[Collection entries]
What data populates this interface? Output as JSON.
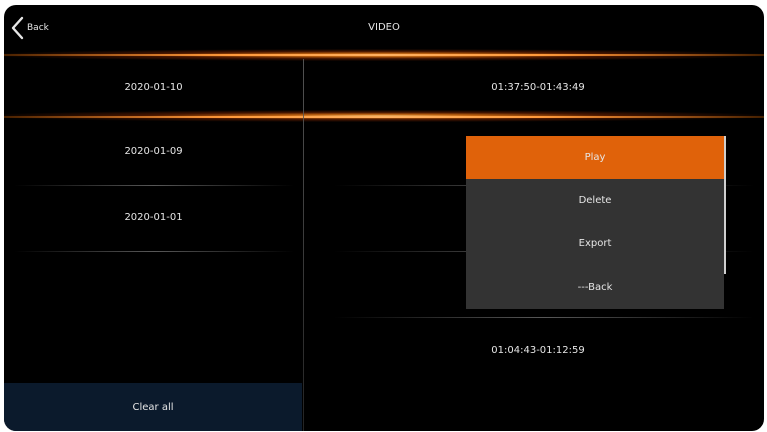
{
  "header": {
    "back_label": "Back",
    "title": "VIDEO",
    "back_icon": "chevron-left-icon"
  },
  "dates": [
    {
      "label": "2020-01-10",
      "selected": true
    },
    {
      "label": "2020-01-09",
      "selected": false
    },
    {
      "label": "2020-01-01",
      "selected": false
    }
  ],
  "clips": [
    {
      "label": "01:37:50-01:43:49",
      "selected": true
    },
    {
      "label": "01:04:43-01:12:59",
      "selected": false
    }
  ],
  "clear_all_label": "Clear  all",
  "menu": {
    "items": [
      {
        "label": "Play",
        "active": true
      },
      {
        "label": "Delete",
        "active": false
      },
      {
        "label": "Export",
        "active": false
      },
      {
        "label": "---Back",
        "active": false
      }
    ]
  },
  "colors": {
    "background": "#000000",
    "accent_orange": "#e0620a",
    "menu_background": "#333333",
    "clear_all_background": "#0b1a2c",
    "text": "#e6e6e6"
  }
}
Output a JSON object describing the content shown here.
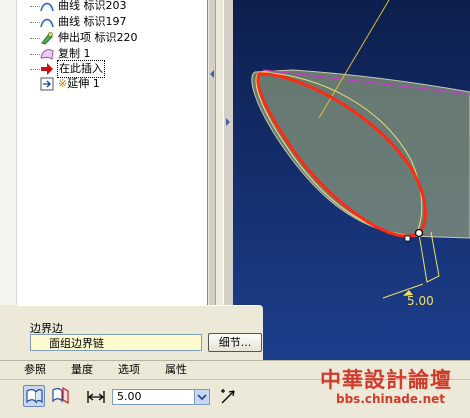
{
  "model_tree": {
    "items": [
      {
        "label": "曲线 标识203",
        "icon": "curve-icon"
      },
      {
        "label": "曲线 标识197",
        "icon": "curve-icon"
      },
      {
        "label": "伸出项 标识220",
        "icon": "protrusion-icon"
      },
      {
        "label": "复制 1",
        "icon": "copy-surface-icon"
      },
      {
        "label": "在此插入",
        "icon": "insert-here-arrow-icon"
      },
      {
        "label": "延伸 1",
        "icon": "extend-feature-icon"
      }
    ]
  },
  "viewport": {
    "dimension_label": "5.00",
    "background_color": "#142d6b",
    "surface_color": "#7e8a72",
    "edge_color": "#ff2a10",
    "curve_color": "#e8e07a",
    "boundary_color": "#c040c0"
  },
  "boundary_panel": {
    "title": "边界边",
    "field_value": "面组边界链",
    "details_button": "细节..."
  },
  "dashboard": {
    "tabs": [
      "参照",
      "量度",
      "选项",
      "属性"
    ],
    "distance_value": "5.00"
  },
  "watermark": {
    "line1": "中華設計論壇",
    "line2": "bbs.chinade.net"
  }
}
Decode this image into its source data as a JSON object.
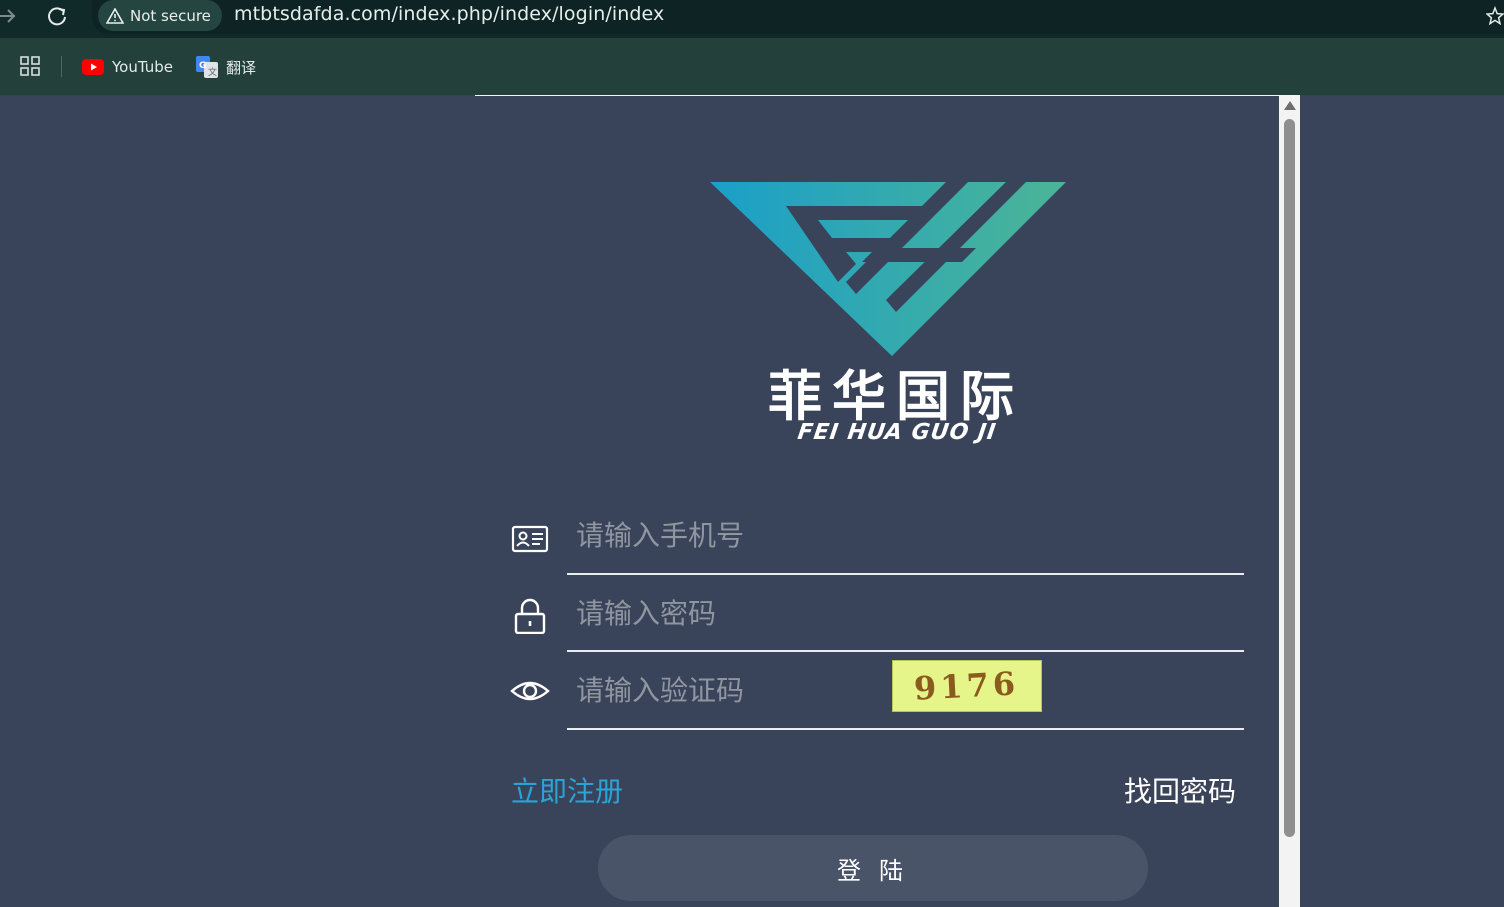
{
  "browser": {
    "security_label": "Not secure",
    "url": "mtbtsdafda.com/index.php/index/login/index",
    "bookmarks": [
      {
        "label": "YouTube",
        "icon": "youtube-icon"
      },
      {
        "label": "翻译",
        "icon": "google-translate-icon"
      }
    ]
  },
  "logo": {
    "cn": "菲华国际",
    "en": "FEI HUA GUO JI",
    "colors": {
      "gradient_start": "#1a9fc9",
      "gradient_end": "#4cb596"
    }
  },
  "form": {
    "phone_placeholder": "请输入手机号",
    "password_placeholder": "请输入密码",
    "captcha_placeholder": "请输入验证码",
    "captcha_code": "9176",
    "register_label": "立即注册",
    "forgot_label": "找回密码",
    "login_label": "登陆"
  },
  "colors": {
    "page_bg": "#394359",
    "link_accent": "#2aa3d8",
    "button_bg": "#4a5469",
    "captcha_bg": "#e6f58a"
  }
}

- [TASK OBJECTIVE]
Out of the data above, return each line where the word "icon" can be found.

- [WORKED SOLUTION]
    "back_icon": "chevron-left-icon"
        "icon": "curve-icon"
        "icon": "curve-icon"
        "icon": "protrusion-icon"
        "icon": "copy-surface-icon"
        "icon": "insert-here-arrow-icon"
        "icon": "extend-feature-icon"
        "icon": "youtube-icon"
        "icon": "google-translate-icon"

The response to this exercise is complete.